(Dataset rows describing interfaces)
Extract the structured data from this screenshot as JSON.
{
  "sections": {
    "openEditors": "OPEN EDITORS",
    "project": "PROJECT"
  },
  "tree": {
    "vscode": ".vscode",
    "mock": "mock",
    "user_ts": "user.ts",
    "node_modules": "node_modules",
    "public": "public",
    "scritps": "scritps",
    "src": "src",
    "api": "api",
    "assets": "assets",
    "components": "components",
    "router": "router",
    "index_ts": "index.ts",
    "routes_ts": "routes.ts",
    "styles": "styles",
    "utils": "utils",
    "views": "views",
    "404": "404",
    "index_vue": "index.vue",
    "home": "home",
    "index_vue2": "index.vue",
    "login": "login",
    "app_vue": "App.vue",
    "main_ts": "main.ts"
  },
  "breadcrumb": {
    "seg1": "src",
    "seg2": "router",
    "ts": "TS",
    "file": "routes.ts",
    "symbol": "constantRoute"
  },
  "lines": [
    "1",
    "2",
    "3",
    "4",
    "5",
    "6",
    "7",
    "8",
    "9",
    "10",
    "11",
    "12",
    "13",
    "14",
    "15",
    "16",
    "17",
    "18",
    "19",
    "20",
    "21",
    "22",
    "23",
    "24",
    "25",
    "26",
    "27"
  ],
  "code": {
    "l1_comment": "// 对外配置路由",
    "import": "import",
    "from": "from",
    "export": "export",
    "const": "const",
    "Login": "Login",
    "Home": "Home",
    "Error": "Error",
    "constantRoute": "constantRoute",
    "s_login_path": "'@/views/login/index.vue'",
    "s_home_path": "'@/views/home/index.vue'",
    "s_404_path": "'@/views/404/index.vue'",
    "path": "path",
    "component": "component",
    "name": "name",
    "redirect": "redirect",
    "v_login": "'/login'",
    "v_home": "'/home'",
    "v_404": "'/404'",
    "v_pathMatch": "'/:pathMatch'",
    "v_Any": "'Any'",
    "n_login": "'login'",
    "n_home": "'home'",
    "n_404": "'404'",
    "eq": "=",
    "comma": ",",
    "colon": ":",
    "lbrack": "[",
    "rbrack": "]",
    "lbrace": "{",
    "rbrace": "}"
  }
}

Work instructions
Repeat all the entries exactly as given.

Solved exercise
Extract the structured data from this screenshot as JSON.
{
  "sections": {
    "openEditors": "OPEN EDITORS",
    "project": "PROJECT"
  },
  "tree": {
    "vscode": ".vscode",
    "mock": "mock",
    "user_ts": "user.ts",
    "node_modules": "node_modules",
    "public": "public",
    "scritps": "scritps",
    "src": "src",
    "api": "api",
    "assets": "assets",
    "components": "components",
    "router": "router",
    "index_ts": "index.ts",
    "routes_ts": "routes.ts",
    "styles": "styles",
    "utils": "utils",
    "views": "views",
    "404": "404",
    "index_vue": "index.vue",
    "home": "home",
    "index_vue2": "index.vue",
    "login": "login",
    "app_vue": "App.vue",
    "main_ts": "main.ts"
  },
  "breadcrumb": {
    "seg1": "src",
    "seg2": "router",
    "ts": "TS",
    "file": "routes.ts",
    "symbol": "constantRoute"
  },
  "lines": [
    "1",
    "2",
    "3",
    "4",
    "5",
    "6",
    "7",
    "8",
    "9",
    "10",
    "11",
    "12",
    "13",
    "14",
    "15",
    "16",
    "17",
    "18",
    "19",
    "20",
    "21",
    "22",
    "23",
    "24",
    "25",
    "26",
    "27"
  ],
  "code": {
    "l1_comment": "// 对外配置路由",
    "import": "import",
    "from": "from",
    "export": "export",
    "const": "const",
    "Login": "Login",
    "Home": "Home",
    "Error": "Error",
    "constantRoute": "constantRoute",
    "s_login_path": "'@/views/login/index.vue'",
    "s_home_path": "'@/views/home/index.vue'",
    "s_404_path": "'@/views/404/index.vue'",
    "path": "path",
    "component": "component",
    "name": "name",
    "redirect": "redirect",
    "v_login": "'/login'",
    "v_home": "'/home'",
    "v_404": "'/404'",
    "v_pathMatch": "'/:pathMatch'",
    "v_Any": "'Any'",
    "n_login": "'login'",
    "n_home": "'home'",
    "n_404": "'404'",
    "eq": "=",
    "comma": ",",
    "colon": ":",
    "lbrack": "[",
    "rbrack": "]",
    "lbrace": "{",
    "rbrace": "}"
  }
}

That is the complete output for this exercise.